The vision, Hankey said, is to breathe new life into the Market Street corridor, so that it serves to link thriving commercial areas on Beaver Street and the Royal Square neighborhood Hankey’s company is redeveloping.

Read more: http://www.ydr.com/business/ci_27461444/ceo-royal-square-development-shares-market-street-vision

Downtown Lancaster Marriott’s Owner Proposes 96-Room, $23M Expansion

Lancaster MarriottThe math is simple.

If the Lancaster County Convention Center wants to attract bigger numbers of large conventions, it needs bigger numbers of nearby, convention-quality hotel rooms.

And right now, despite 299 rooms in the adjoining Lancaster Marriott at Penn Square, plus 134 more at The Hotel Lancaster two blocks away, research studies show that downtown is coming up short.

But a new proposal by the Marriott’s owner would make the convention center more appealing to the organizers of these big events.

Read more: http://lancasteronline.com/news/local/downtown-marriott-s-owner-proposes–room-m-expansion/article_b1b39a1e-a8da-11e4-b47b-3bbb05f76f38.html

Bethlehem Main Street Streetscape Project Scaled Back, Next Phase To Start In March

Instead of another $2.7 million in upgrades, Bethlehem’s Main Street will be getting a $500,000 overhaul come spring.

Building upon a $532,000 upgrade of the intersection of Main and Market streets, city officials had planned on an extensive $3.2 million streetscape project between Broad and Church streets. But both the city and property owners say a scaled-back $1 million total project is more feasible.

The city had planned to replace all of the street’s sidewalks as it did at Main and Market but will instead just be repairing broken slate and brick on the four blocks, which is Bethlehem’s busiest business thoroughfare.

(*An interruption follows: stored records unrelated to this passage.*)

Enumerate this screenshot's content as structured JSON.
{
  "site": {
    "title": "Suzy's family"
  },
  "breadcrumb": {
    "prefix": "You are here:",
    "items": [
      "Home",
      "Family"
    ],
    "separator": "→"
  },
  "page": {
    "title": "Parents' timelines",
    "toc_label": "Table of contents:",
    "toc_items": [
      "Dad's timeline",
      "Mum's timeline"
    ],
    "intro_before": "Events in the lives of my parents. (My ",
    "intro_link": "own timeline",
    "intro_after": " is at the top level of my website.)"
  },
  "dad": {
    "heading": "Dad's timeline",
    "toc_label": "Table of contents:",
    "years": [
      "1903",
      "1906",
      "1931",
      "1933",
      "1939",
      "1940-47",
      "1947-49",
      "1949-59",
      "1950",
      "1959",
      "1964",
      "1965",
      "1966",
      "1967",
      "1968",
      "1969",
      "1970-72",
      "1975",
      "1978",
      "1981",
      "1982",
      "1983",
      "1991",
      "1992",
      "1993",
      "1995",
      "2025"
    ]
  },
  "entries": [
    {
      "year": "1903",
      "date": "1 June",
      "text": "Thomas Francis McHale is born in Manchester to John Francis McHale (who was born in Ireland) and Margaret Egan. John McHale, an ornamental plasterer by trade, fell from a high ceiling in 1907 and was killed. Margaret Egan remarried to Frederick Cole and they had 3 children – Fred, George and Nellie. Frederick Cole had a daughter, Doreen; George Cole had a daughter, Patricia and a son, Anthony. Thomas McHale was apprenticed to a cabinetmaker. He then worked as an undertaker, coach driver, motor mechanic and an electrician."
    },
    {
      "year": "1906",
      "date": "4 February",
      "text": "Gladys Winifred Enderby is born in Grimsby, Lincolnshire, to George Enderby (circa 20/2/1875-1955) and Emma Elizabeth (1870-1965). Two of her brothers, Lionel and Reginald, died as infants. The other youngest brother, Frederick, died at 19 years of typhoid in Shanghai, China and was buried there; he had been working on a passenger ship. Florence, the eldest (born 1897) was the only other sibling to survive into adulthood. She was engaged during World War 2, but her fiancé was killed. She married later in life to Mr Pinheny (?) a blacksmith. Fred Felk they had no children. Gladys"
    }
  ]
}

Hotel Bethlehem managing partner Bruce Haines said he and other Main Street property owners couldn’t afford the higher-priced overhaul. The city is seeking a 50-50 project cost split with property owners.

Read more: http://www.lehighvalleylive.com/bethlehem/index.ssf/2015/01/bethlehem_main_street_streetsc_1.html

Belovich Announces Bid For 4th Ward Council Seat In Pottstown

Editor’s note:  We endorse Ross Belovich for 4th Ward Councilor.  We think he would be a wonderful addition to the borough government and brings may good ideas on how to move Pottstown forward.  Something that is desperately needed!

POTTSTOWN, PA = Within days of Pottstown Borough Council President Stephen Toroney announcing he will not seek another term representing the Fourth Ward, another Democrat has announced his candidacy.

North Hanover Street resident Ross Belovich, who ran unsuccessfully for the Republican nomination for mayor in 2013, has thrown his hat into the ring.

In an announcement posted on Facebook, Belovich wrote that “I believe that individually we can do good, but together we can do great.”

Toroney announced he would not seek a fifth term at the end of the Jan. 12 council meeting.

Read more: http://www.pottsmerc.com/general-news/20150116/belovich-announces-bid-for-4th-ward-council-seat-in-pottstown

Grand Plans For Riverfront Hotels, Wedding Halls In Fishtown

Developer Bart Blatstein and caterer Joseph Volpe say they have signed a contract with Exelon Corp. to buy the former Delaware Station electric plant on the Delaware River in the city’s Fishtown section.

The property boast a 1,000-foot stretch of waterfront and includes a pier.

“We envision two boutique hotels, each leading into their own ballrooms with 55-foot-high ceilings,” said Volpe, owner of Cescaphe Event Group, which organizes 600 wedding receptions a year at its five Philadelphia venues.

“It’s a one-of-a-kind property,” said Blatstein, best known for the Piazza at Schmidt’s and other housing-and-retail projects that have helped transform some of the city’s older, grittier neighborhoods.

Read more at http://www.philly.com/philly/business/20150116_Grand_plans_for_riverfront_hotels__wedding_halls_in_Fishtown.html#yu0DdUDgHTFBg6HI.99